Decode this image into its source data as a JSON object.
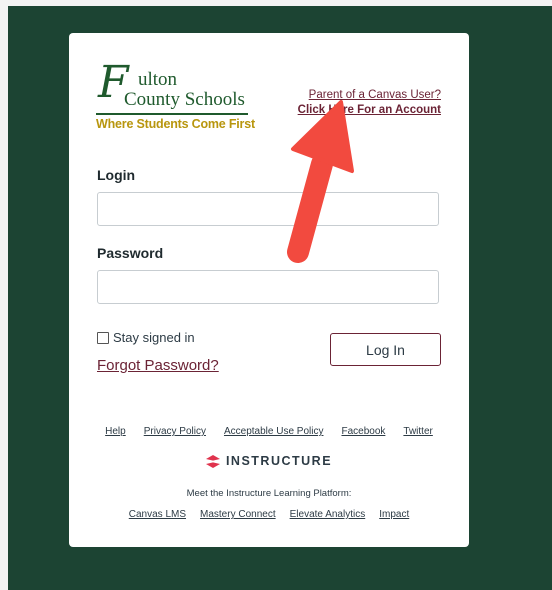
{
  "colors": {
    "background": "#1c4433",
    "card": "#ffffff",
    "link": "#6b2335",
    "logo_green": "#1f5a2d",
    "logo_gold": "#b8960e",
    "annotation_arrow": "#f24a3f"
  },
  "logo": {
    "initial": "F",
    "line1": "ulton",
    "line2": "County Schools",
    "tagline": "Where Students Come First"
  },
  "header_links": {
    "parent": "Parent of a Canvas User?",
    "account": "Click Here For an Account"
  },
  "form": {
    "login_label": "Login",
    "login_value": "",
    "password_label": "Password",
    "password_value": "",
    "stay_signed_in": "Stay signed in",
    "stay_signed_in_checked": false,
    "forgot_password": "Forgot Password?",
    "login_button": "Log In"
  },
  "footer": {
    "links": [
      "Help",
      "Privacy Policy",
      "Acceptable Use Policy",
      "Facebook",
      "Twitter"
    ],
    "brand_icon": "instructure-logo-icon",
    "brand": "INSTRUCTURE",
    "platform_text": "Meet the Instructure Learning Platform:",
    "platform_links": [
      "Canvas LMS",
      "Mastery Connect",
      "Elevate Analytics",
      "Impact"
    ]
  },
  "annotation": {
    "icon": "red-arrow-icon",
    "points_to": "Click Here For an Account"
  }
}
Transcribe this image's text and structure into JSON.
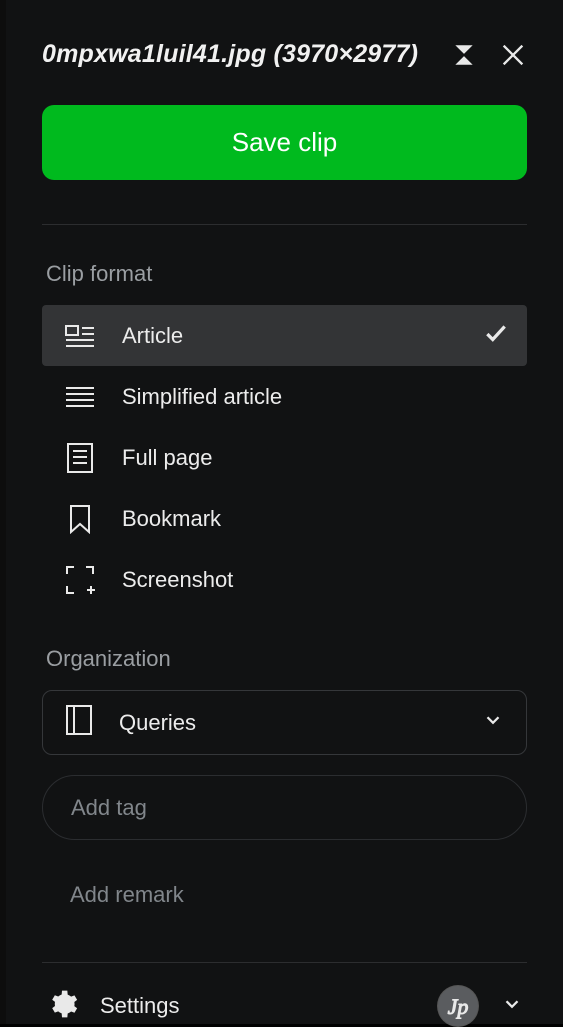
{
  "header": {
    "title": "0mpxwa1luil41.jpg (3970×2977)"
  },
  "actions": {
    "save_label": "Save clip"
  },
  "clip_format": {
    "section_label": "Clip format",
    "items": [
      {
        "label": "Article",
        "icon": "article-icon",
        "selected": true
      },
      {
        "label": "Simplified article",
        "icon": "lines-icon",
        "selected": false
      },
      {
        "label": "Full page",
        "icon": "page-icon",
        "selected": false
      },
      {
        "label": "Bookmark",
        "icon": "bookmark-icon",
        "selected": false
      },
      {
        "label": "Screenshot",
        "icon": "screenshot-icon",
        "selected": false
      }
    ]
  },
  "organization": {
    "section_label": "Organization",
    "notebook": {
      "label": "Queries",
      "icon": "notebook-icon"
    },
    "tag_placeholder": "Add tag",
    "remark_placeholder": "Add remark"
  },
  "footer": {
    "settings_label": "Settings"
  }
}
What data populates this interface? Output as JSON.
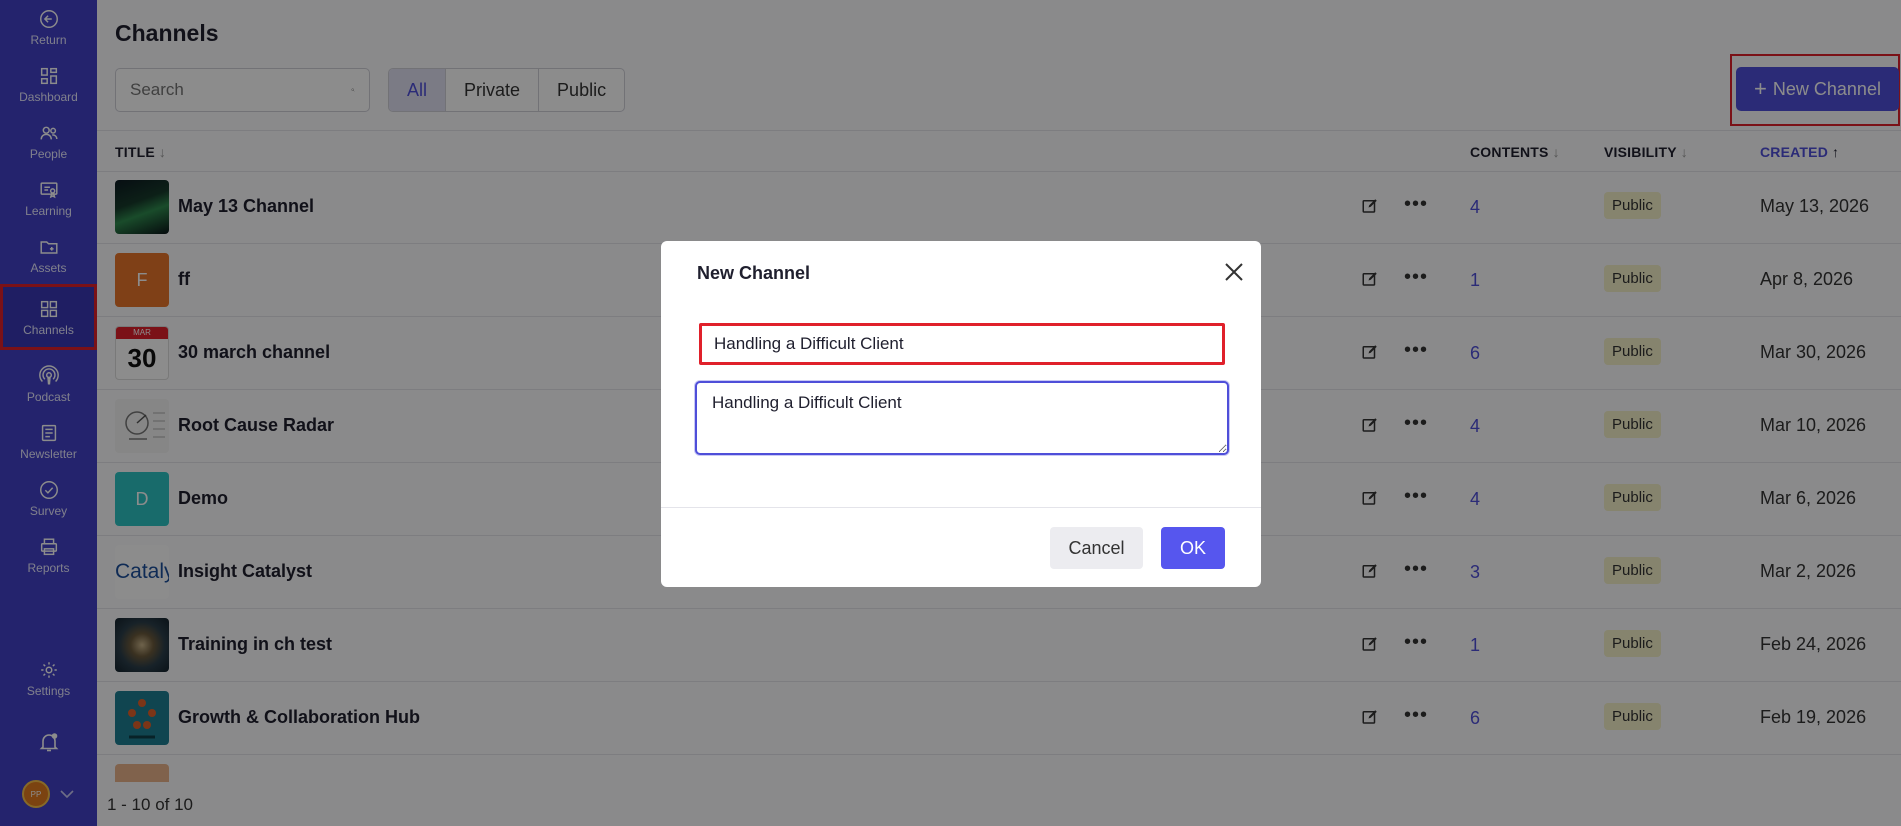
{
  "sidebar": {
    "items": [
      {
        "label": "Return",
        "icon": "return-icon"
      },
      {
        "label": "Dashboard",
        "icon": "dashboard-icon"
      },
      {
        "label": "People",
        "icon": "people-icon"
      },
      {
        "label": "Learning",
        "icon": "learning-icon"
      },
      {
        "label": "Assets",
        "icon": "assets-icon"
      },
      {
        "label": "Channels",
        "icon": "channels-icon",
        "active": true
      },
      {
        "label": "Podcast",
        "icon": "podcast-icon"
      },
      {
        "label": "Newsletter",
        "icon": "newsletter-icon"
      },
      {
        "label": "Survey",
        "icon": "survey-icon"
      },
      {
        "label": "Reports",
        "icon": "reports-icon"
      },
      {
        "label": "Settings",
        "icon": "settings-icon"
      }
    ],
    "avatar_initials": "PP"
  },
  "header": {
    "title": "Channels",
    "search_placeholder": "Search",
    "filters": [
      "All",
      "Private",
      "Public"
    ],
    "active_filter": "All",
    "new_channel_label": "New Channel"
  },
  "table": {
    "columns": {
      "title": "TITLE",
      "contents": "CONTENTS",
      "visibility": "VISIBILITY",
      "created": "CREATED"
    },
    "rows": [
      {
        "title": "May 13 Channel",
        "contents": "4",
        "visibility": "Public",
        "created": "May 13, 2026",
        "thumb": "image"
      },
      {
        "title": "ff",
        "contents": "1",
        "visibility": "Public",
        "created": "Apr 8, 2026",
        "thumb_letter": "F"
      },
      {
        "title": "30 march channel",
        "contents": "6",
        "visibility": "Public",
        "created": "Mar 30, 2026",
        "thumb_month": "MAR",
        "thumb_day": "30"
      },
      {
        "title": "Root Cause Radar",
        "contents": "4",
        "visibility": "Public",
        "created": "Mar 10, 2026",
        "thumb": "image"
      },
      {
        "title": "Demo",
        "contents": "4",
        "visibility": "Public",
        "created": "Mar 6, 2026",
        "thumb_letter": "D"
      },
      {
        "title": "Insight Catalyst",
        "contents": "3",
        "visibility": "Public",
        "created": "Mar 2, 2026",
        "thumb_text": "Cataly"
      },
      {
        "title": "Training in ch test",
        "contents": "1",
        "visibility": "Public",
        "created": "Feb 24, 2026",
        "thumb": "image"
      },
      {
        "title": "Growth & Collaboration Hub",
        "contents": "6",
        "visibility": "Public",
        "created": "Feb 19, 2026",
        "thumb": "image"
      }
    ],
    "pagination": "1 - 10 of 10"
  },
  "modal": {
    "title": "New Channel",
    "name_value": "Handling a Difficult Client",
    "description_value": "Handling a Difficult Client",
    "cancel_label": "Cancel",
    "ok_label": "OK"
  },
  "colors": {
    "sidebar": "#4341c6",
    "accent": "#4f4fd9",
    "ok_button": "#5656ee",
    "highlight": "#e0202a",
    "badge": "#f4f0c8"
  }
}
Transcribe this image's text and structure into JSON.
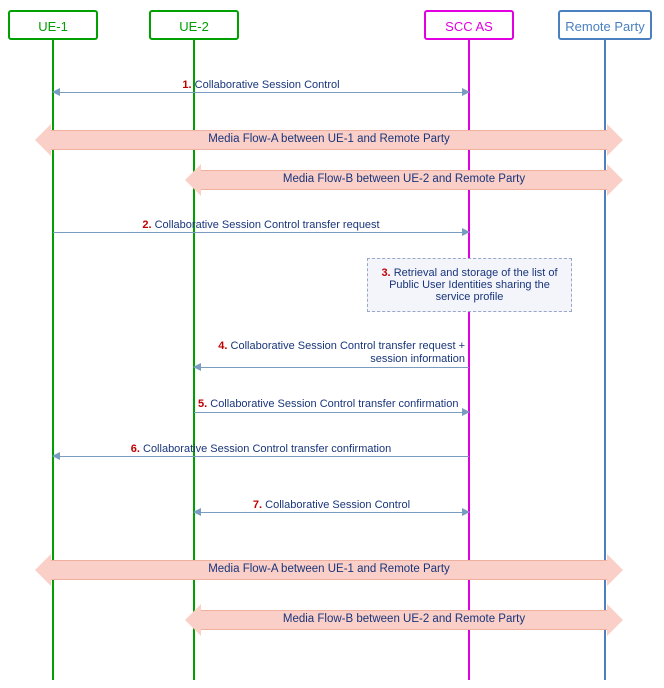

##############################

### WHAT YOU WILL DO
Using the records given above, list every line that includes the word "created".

### SOLUTION FOR THIS EXERCISE
      "created": "CREATED"
        "created": "May 13, 2026",
        "created": "Apr 8, 2026",
        "created": "Mar 30, 2026",
        "created": "Mar 10, 2026",
        "created": "Mar 6, 2026",
        "created": "Mar 2, 2026",
        "created": "Feb 24, 2026",
        "created": "Feb 19, 2026",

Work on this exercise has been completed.